Once we represent a discrete group $G$ on the Hilbert space can we define a Lie algebra with it (using matrix sum and product with scalars) and then construct a corresponding Lie group of symmetry for the theory?
If so can't we then apply Noether theorem to this Lie group to find conserved quantities?
Should eventually this mechanism result in the same conserved quantities we define from $[H,G]=0\;$?
I'm now a lot confused

Perhaps it's enough to have an operator O commuting with H, [H,O] = 0, and allowing for the rep. of a group on the Hilbert space.
I don't understand what you're suggesting here

Ilm
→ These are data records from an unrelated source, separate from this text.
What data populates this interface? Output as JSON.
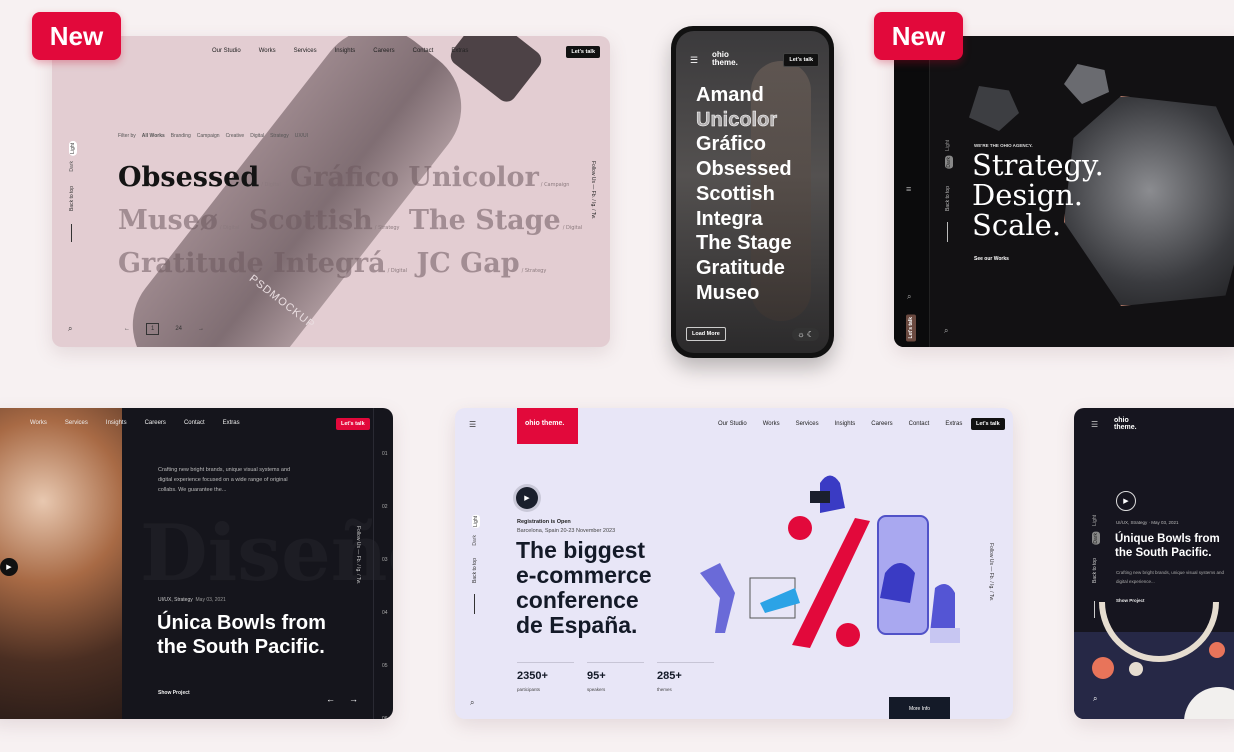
{
  "badges": {
    "new": "New"
  },
  "colors": {
    "accent": "#e2093b",
    "card1_bg": "#e3cdd2",
    "dark": "#14141b",
    "lavender": "#e8e6f7"
  },
  "card1": {
    "nav": [
      "Our Studio",
      "Works",
      "Services",
      "Insights",
      "Careers",
      "Contact",
      "Extras"
    ],
    "cta": "Let's talk",
    "filter_label": "Filter by",
    "filters": [
      "All Works",
      "Branding",
      "Campaign",
      "Creative",
      "Digital",
      "Strategy",
      "UX/UI"
    ],
    "rows": [
      [
        {
          "t": "Obsessed",
          "tag": "/ Digital"
        },
        {
          "t": "Gráfico",
          "tag": ""
        },
        {
          "t": "Unicolor",
          "tag": "/ Campaign"
        }
      ],
      [
        {
          "t": "Museø",
          "tag": "/ Digital"
        },
        {
          "t": "Scottish",
          "tag": "/ Strategy"
        },
        {
          "t": "The Stage",
          "tag": "/ Digital"
        }
      ],
      [
        {
          "t": "Gratitude",
          "tag": ""
        },
        {
          "t": "Integrá",
          "tag": "/ Digital"
        },
        {
          "t": "JC Gap",
          "tag": "/ Strategy"
        }
      ]
    ],
    "mockup_text": "PSDMOCKUP",
    "back_to_top": "Back to top",
    "dark": "Dark",
    "light": "Light",
    "follow": "Follow Us — Fb. / Ig. / Tw.",
    "pager": {
      "prev": "←",
      "current": "1",
      "next": "→",
      "total": "24"
    }
  },
  "phone": {
    "logo": "ohio theme.",
    "cta": "Let's talk",
    "items": [
      "Amand",
      "Unicolor",
      "Gráfico",
      "Obsessed",
      "Scottish",
      "Integra",
      "The Stage",
      "Gratitude",
      "Museo"
    ],
    "load_more": "Load More"
  },
  "card3": {
    "eyebrow": "WE'RE THE OHIO AGENCY.",
    "lines": [
      "Strategy.",
      "Design.",
      "Scale."
    ],
    "link": "See our Works",
    "cta": "Let's talk",
    "back_to_top": "Back to top",
    "dark": "Dark",
    "light": "Light"
  },
  "card4": {
    "nav": [
      "Works",
      "Services",
      "Insights",
      "Careers",
      "Contact",
      "Extras"
    ],
    "cta": "Let's talk",
    "desc": "Crafting new bright brands, unique visual systems and digital experience focused on a wide range of original collabs. We guarantee the...",
    "bg_text": "Diseño",
    "meta": "UI/UX, Strategy",
    "date": "May 03, 2021",
    "title": "Única Bowls from the South Pacific.",
    "link": "Show Project",
    "numbers": [
      "01",
      "02",
      "03",
      "04",
      "05",
      "06"
    ],
    "follow": "Follow Us — Fb. / Ig. / Tw."
  },
  "card5": {
    "logo": "ohio theme.",
    "nav": [
      "Our Studio",
      "Works",
      "Services",
      "Insights",
      "Careers",
      "Contact",
      "Extras"
    ],
    "cta": "Let's talk",
    "reg": "Registration is Open",
    "place": "Barcelona, Spain 20-23 November 2023",
    "title": [
      "The biggest",
      "e-commerce",
      "conference",
      "de España."
    ],
    "stats": [
      {
        "v": "2350+",
        "l": "participants"
      },
      {
        "v": "95+",
        "l": "speakers"
      },
      {
        "v": "285+",
        "l": "themes"
      }
    ],
    "more": "More Info",
    "back_to_top": "Back to top",
    "dark": "Dark",
    "light": "Light",
    "follow": "Follow Us — Fb. / Ig. / Tw."
  },
  "card6": {
    "logo": "ohio theme.",
    "meta": "UI/UX, Strategy",
    "date": "May 03, 2021",
    "title": "Únique Bowls from the South Pacific.",
    "desc": "Crafting new bright brands, unique visual systems and digital experience...",
    "link": "Show Project",
    "back_to_top": "Back to top",
    "dark": "Dark",
    "light": "Light"
  }
}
tom.stoer
Once we represent a discrete group $G$ on the Hilbert space can we define a Lie algebra with it (using matrix sum and product with scalars) and then construct a corresponding Lie group of symmetry for the theory?
If so can't we then apply Noether theorem to this Lie group to find conserved quantities?
Should eventually this mechanism result in the same conserved quantities we define from $[H,G]=0\;$?
I don't understand the idea of constructing a continuous Lie group from a discrete group. What's the Lie group for parity?

I don't understand what you're suggesting here
I try to define "conservation law" as an operator O commuting with H, [H,O] and "symmetry" as some representation acting on the Hilbert space.

I don't understand the idea of constructing a continuous Lie group from a discrete group. What's the Lie group for parity?

I try to define "conservation law" as an operator O commuting with H, [H,O] and "symmetry" as some representation acting on the Hilbert space.
As I said before I'm a bit confused now, but I was thinking that, for example, if $\Pi$ is the parity operator then $exp{(i\theta\Pi)}\, ,\; \theta\inℝ$ would be an abelian Lie group, with conserved charge $\Pi$...

Ilm

tom.stoer
But \Pi^2 = 1 so nobody would consider the exponential

But \Pi^2 = 1 so nobody would consider the exponential
Yes, maybe it was not the best example :)

What I was thinking about was that given a group $G$ of order $n$, such that

$[H,g]=0 \; \forall g \in G \, ,$

then, if we construct an associated algebra $\tilde{G}$ ,

$\exp{(i \sum_{i=1 ... n}\theta_i \tilde{g}_i)}\;,\quad \tilde{g}_i \in G$

would be a continuous group of symmetry for the system.

If this could be done, then we could then regard conserved quantities as they would all come from Noether theorem, even those we usually think as consequences of discrete symmetries.

Ilm